- The agency side rewards talent, the client side rewards safety
- Client-side entrenched mediocrity feeds on itself
- The way most people rise up on the client side is by being adverse to risk
I have been a vocal critic of the way most agencies are structured. However, many of the structural problems agencies face are a direct result of clients. Agencies have struggled for years to change the agency/client dynamic. They have actively experimented with ways to bring the client what they need, while still producing work that serves a higher purpose.
Chiat/Day and Crispin Porter + Bogusky have been changing the agency landscape structure for years by innovating, experimenting, tinkering, and attempting to produce the best work in a flawed environment. Unfortunately, most agencies are not that bold, and many of those ideas and structural changes have failed. This failure isn't because they weren't innovative, but like the nimbleness of an oil tanker, the clients' inability to change -- or the glacial pace at which they do change -- has forced many agencies to survive in a structure that produces neither the best work nor the most profit.
Such is the issue with service-based industries; they are only as good as who they service. In the end, it is the clients' fault. Here's why. There is a fundamental, structural, endemic issue that clients have that creates a system that prohibits change, how employees are rewarded, and how they are valued.
It is a system that serves to entrench mediocrity.
What most ad agencies do not realize -- because they routinely promote talent over personality and politics -- is that the way most people rise up on the client side is by being adverse to risk. Now, some clients reading this will protest, but I have watched and personally experienced this fact. The client is the equivalent of a scared 10-year-old boy who is worried that no one likes him. Don't dare make fun of that child, don't pick on that child, and whatever you do, do not question that child. Debate must happen in a "child safe" environment organized by the company.
For the client, from a myopic perspective, this keeps the company safe, and in a world of investors and public companies, safety and predictability rule over nimbleness and experimentation. However, there has been a profound societal shift over the last 10 years. The financial markets didn't understand that shift and it nearly destroyed them, and the old rules of organizational structure -- valid for decades -- have broken down.
I would posit -- and a number of economists would support it -- that the internet was one of the key fundamental shifts that changed the corporate model. True globalization was enabled by technology, accelerated by it, and created the system whereby those old structural models could be put to their fullest test. The result? It shattered them.
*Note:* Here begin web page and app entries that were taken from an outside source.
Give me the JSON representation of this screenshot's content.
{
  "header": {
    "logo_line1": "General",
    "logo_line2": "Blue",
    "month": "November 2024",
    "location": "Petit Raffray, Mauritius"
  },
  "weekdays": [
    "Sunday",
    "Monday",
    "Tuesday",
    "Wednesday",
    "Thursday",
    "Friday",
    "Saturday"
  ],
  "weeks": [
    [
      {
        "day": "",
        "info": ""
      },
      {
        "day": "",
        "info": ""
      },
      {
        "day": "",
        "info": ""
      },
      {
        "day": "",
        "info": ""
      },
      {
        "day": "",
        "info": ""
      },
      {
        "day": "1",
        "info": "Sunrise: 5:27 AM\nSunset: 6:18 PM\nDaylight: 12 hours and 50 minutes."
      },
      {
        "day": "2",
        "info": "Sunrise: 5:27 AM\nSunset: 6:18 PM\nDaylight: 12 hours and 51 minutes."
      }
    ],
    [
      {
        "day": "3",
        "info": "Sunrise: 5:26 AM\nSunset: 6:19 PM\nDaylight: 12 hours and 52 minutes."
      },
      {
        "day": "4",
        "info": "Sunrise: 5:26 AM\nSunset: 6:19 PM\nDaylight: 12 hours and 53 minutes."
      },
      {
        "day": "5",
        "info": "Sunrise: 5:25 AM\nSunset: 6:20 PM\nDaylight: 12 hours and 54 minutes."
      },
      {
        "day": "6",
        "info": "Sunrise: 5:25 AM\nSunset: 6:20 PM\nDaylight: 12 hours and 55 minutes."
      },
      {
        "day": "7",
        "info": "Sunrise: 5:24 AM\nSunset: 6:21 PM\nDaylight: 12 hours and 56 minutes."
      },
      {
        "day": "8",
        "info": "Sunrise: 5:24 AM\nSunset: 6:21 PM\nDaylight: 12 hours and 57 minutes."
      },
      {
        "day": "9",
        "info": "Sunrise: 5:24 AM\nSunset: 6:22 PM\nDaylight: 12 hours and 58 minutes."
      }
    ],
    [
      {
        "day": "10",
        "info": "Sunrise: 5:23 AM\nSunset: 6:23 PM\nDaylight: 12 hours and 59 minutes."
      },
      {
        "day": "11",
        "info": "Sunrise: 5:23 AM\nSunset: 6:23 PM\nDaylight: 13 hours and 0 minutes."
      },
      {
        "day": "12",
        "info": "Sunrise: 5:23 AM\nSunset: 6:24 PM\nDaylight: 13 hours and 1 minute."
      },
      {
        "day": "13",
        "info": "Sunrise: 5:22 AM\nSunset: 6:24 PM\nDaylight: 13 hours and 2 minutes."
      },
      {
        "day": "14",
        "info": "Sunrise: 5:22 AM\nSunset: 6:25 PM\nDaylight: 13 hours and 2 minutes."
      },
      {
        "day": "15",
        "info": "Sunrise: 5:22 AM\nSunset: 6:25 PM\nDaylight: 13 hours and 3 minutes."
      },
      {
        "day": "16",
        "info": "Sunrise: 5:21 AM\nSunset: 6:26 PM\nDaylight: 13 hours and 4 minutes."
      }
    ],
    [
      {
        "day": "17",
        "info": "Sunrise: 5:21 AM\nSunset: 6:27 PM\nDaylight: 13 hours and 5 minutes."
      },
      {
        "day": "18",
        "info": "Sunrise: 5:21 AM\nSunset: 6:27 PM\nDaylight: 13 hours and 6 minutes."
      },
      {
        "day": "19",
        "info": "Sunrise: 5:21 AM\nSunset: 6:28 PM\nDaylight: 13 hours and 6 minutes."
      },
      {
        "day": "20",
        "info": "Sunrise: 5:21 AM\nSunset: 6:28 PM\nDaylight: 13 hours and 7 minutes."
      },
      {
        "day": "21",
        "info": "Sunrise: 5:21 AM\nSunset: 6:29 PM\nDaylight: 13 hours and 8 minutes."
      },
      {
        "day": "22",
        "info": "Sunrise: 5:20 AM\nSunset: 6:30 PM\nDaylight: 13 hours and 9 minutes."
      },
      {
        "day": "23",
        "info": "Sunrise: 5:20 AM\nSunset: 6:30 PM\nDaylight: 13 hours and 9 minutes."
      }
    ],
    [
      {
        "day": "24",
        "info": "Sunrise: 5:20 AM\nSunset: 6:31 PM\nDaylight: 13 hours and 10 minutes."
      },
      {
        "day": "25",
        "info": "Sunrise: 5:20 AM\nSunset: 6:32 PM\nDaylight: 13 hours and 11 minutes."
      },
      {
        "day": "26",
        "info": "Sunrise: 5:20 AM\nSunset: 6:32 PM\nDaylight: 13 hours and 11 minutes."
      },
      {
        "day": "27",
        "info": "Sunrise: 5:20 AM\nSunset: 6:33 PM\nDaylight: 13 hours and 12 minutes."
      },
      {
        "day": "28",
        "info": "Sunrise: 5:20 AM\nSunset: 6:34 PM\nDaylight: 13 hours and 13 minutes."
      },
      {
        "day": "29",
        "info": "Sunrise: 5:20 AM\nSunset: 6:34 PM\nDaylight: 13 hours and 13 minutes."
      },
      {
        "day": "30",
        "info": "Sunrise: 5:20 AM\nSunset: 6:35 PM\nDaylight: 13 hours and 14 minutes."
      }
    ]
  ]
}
Look at the financial industry. The strongest people still standing are the technologists, the algorithm makers, the electronic automated trade creators, with multimillion dollar salaries. The game now is technology.
The company and client structure, which served the previous model so well for close to a century, no longer applies. But like that oil tanker, how do you turn it around? Very, very slowly. In fact, most companies would benefit from a whole-scale dismantling and reassembling.
I was amazingly dismayed that we did not allow General Motors to perish under its own weight. It is a model that cannot survive in the new structure. I would have been giddy to see GM implode completely. The amount of innovation that its collapse would have spawned would have ushered in a new era of transportation. But alas, we did not have the fortitude to do it.
In the end, there are five fundamental employee archetypes, and the interplay among them dictates the structure and function of a company -- and the way that agencies are forced to interact with clients. Org charts just provide a framework for structure, but it's the way that any given corporate culture responds to the various archetypes that dictates how a company really works. All five archetypes are needed for a company to be dynamic and grow, but unfortunately, two of these major archetypes are eviscerated by most corporate structures on the client side -- to their detriment.
- The Leader
- The Acquiescer
- The Follower
- The Saboteur
- The Control Problem